    Don't assume you're insured. Find out what you can expect from this healthcare program.
  8. Insurance

    Explaining Indemnity Insurance

    Indemnity insurance is an insurance policy that protects business owners and employees from losses due to failure to deliver expected services.
  9. Retirement

    Find an Affordable Timeshare on a Retiree's Budget

    Vacations can be expensive, especially on a fixed income. These tips will help you buy a share in a getaway property that's not too pricey.
  10. Retirement

    What to Do When Your Doctor Doesn't Take Medicare

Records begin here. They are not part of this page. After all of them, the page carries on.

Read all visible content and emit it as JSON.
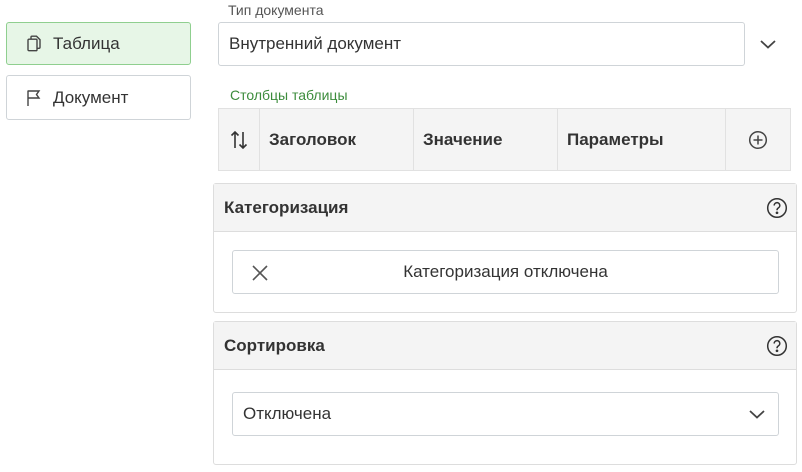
{
  "nav": {
    "table_label": "Таблица",
    "document_label": "Документ"
  },
  "doc_type": {
    "label": "Тип документа",
    "value": "Внутренний документ"
  },
  "columns": {
    "label": "Столбцы таблицы",
    "headers": [
      "Заголовок",
      "Значение",
      "Параметры"
    ]
  },
  "categorization": {
    "title": "Категоризация",
    "value": "Категоризация отключена"
  },
  "sorting": {
    "title": "Сортировка",
    "value": "Отключена"
  },
  "colors": {
    "active_bg": "#e7f6e7",
    "active_border": "#8fcf8f",
    "green_label": "#3c8c3c"
  },
  "icons": [
    "copy-icon",
    "flag-icon",
    "chevron-down-icon",
    "sort-icon",
    "add-column-icon",
    "help-icon",
    "close-icon"
  ]
}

    Stay and pay the full fee? Cut and run to another provider? Five ways to cope when Medicare threatens to break up you and your medico.
  1. Can I borrow from my annuity to put a down payment on a house?

    You can borrow from your annuity to put a down payment on a house, but be prepared to pay an assortment of fees and penalties. ... Read Full Answer >>
  2. What are the main kinds of annuities?

    There are two broad categories of annuity: fixed and variable. These categories refer to the manner in which the investment ... Read Full Answer >>
  3. What are the risks of rolling my 401(k) into an annuity?

    Though the appeal of having guaranteed income after retirement is undeniable, there are actually a number of risks to consider ... Read Full Answer >>
  4. How do I get out of my annuity and transfer to a new one?

    If you decide your current annuity is not for you, there is nothing stopping you from transferring your investment to a new ... Read Full Answer >>
  5. Are Cafeteria plans exempt from Social Security?

    Typically, qualified benefits offered through cafeteria plans are exempt from Social Security taxes. However, certain types ... Read Full Answer >>
  6. What are the biggest disadvantages of annuities?

    Annuities can sound enticing when pitched by a salesperson who, not coincidentally, makes huge commissions selling them. ... Read Full Answer >>

You May Also Like

Trading Center
You are using adblocking software

Want access to all of Investopedia? Add us to your “whitelist”
so you'll never miss a feature!